Phoenix attorney Michael T. Morrissey prepared the report after Attorney General Mark Brnovich found that Reagan’s office had broken the law. Brnovich refused take action to secure the voters’ right to information by allowing the Special Election to continue.
Arizona law requires that the Secretary of State distribute publicity pamphlets in advance of early voting in certain elections, including elections in which amendments to the Arizona Constitution have been put to the voters.
● Although the Secretary of State produced and mailed publicity pamphlets in advance of the Special Election, as required by Arizona law, approximately 200,000 households did not receive publicity pamphlets by the statutory deadline.
● In January 2016, the Secretary of State’s office began work on the household mailing list for the publicity pamphlet. The publicity pamphlet for the May 2016 Special Election was the first one for Secretary of State Michele Reagan’s administration.
● The Election Services division, directed by Eric Spencer, who joined the office when the Secretary took office in January 2015, was responsible for development and mailing of the publicity pamphlet for the May 2016 Special Election.
● Due to turnover in staff, management of the publicity pamphlets was assigned to employees who had not previously worked on a household mailing list. Primary responsibility was assigned to Janine Petty, the Secretary of State’s Deputy Election Director, with the assistance of Jacob Coats, the office’s Election Technology Analyst, who had been hired in late November 2015.
●Early voting began as scheduled on April 20, 2016, the last date by law for receipt of the pamphlets by voters. On April 22, 2016, with voting already underway, the Secretary of State’s office was notified by the Election Director for Yavapai County that some voters had not received their publicity pamphlets.

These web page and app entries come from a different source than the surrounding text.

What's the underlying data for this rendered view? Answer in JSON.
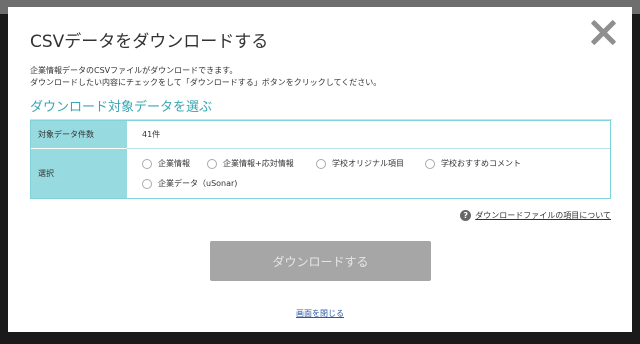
{
  "modal": {
    "title": "CSVデータをダウンロードする",
    "description_line1": "企業情報データのCSVファイルがダウンロードできます。",
    "description_line2": "ダウンロードしたい内容にチェックをして「ダウンロードする」ボタンをクリックしてください。",
    "section_title": "ダウンロード対象データを選ぶ",
    "table": {
      "count_label": "対象データ件数",
      "count_value": "41件",
      "select_label": "選択",
      "options": [
        {
          "label": "企業情報",
          "checked": false
        },
        {
          "label": "企業情報+応対情報",
          "checked": false
        },
        {
          "label": "学校オリジナル項目",
          "checked": false
        },
        {
          "label": "学校おすすめコメント",
          "checked": false
        },
        {
          "label": "企業データ（uSonar)",
          "checked": false
        }
      ]
    },
    "help_icon": "question-circle-icon",
    "help_link": "ダウンロードファイルの項目について",
    "download_button": "ダウンロードする",
    "close_link": "画面を閉じる",
    "close_icon": "close-x-icon"
  },
  "colors": {
    "accent": "#37a7b1",
    "table_header_bg": "#97dbe1",
    "button_disabled": "#a6a6a6",
    "link": "#2f59a8"
  }
}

●By April 25, 2016, Petty and others within the Secretary of State’s office were advised that the issue was not limited to Yavapai County elections personnel in both Coconino County and Graham County had also noted that they had not received publicity pamphlets.
●From April 22, 2016, forward, the Secretary of State’s office received a steady flow of information from election personnel from multiple counties, advising the Secretary of State that many pamphlets had not arrived.
●Lynn Constabile, Election Director for Yavapai County, first raised the issue in multiple emails on April 22, 2016 with Deputy Election Director Petty, advising Petty that elections staff were “starting to be questioned” because “[no] one here has received one yet.” Petty assured Constabile that the publicity pamphlets had been mailed but noted that she had called the mailing vendor for more information, as she had been told the latest delivery date would be six days earlier, on April 16, 2016.
●Petty initially believed the issue was limited to Yavapai County and asked the printer to determine why certain addresses in Yavapai County had not received pamphlets. By April 25, 2016, however, it was evident that the failure was widespread and not limited to a single county. On that day, Coconino County Recorder Patty Hansen emailed Petty, informing her that “half the people in my office have not received their pamphlets yet” and telling Petty that Hansen had spoken with Constabile about pamphlets not arriving in Yavapai County. Constabile also advised Petty that election officials in Graham and Coconino County had not received pamphlets, but an election official in Mohave County had received a pamphlet.
The Secretary of State’s office delayed disclosure to county election officials and the public regarding the situation for at least several days, during which time ballots were being completed and returned by voters. As a result, voters were denied the opportunity to find information about the propositions elsewhere.
The report found that the failure to deliver enough pamphlets in a timely manner “demonstrates poor or incompetent execution of the task.”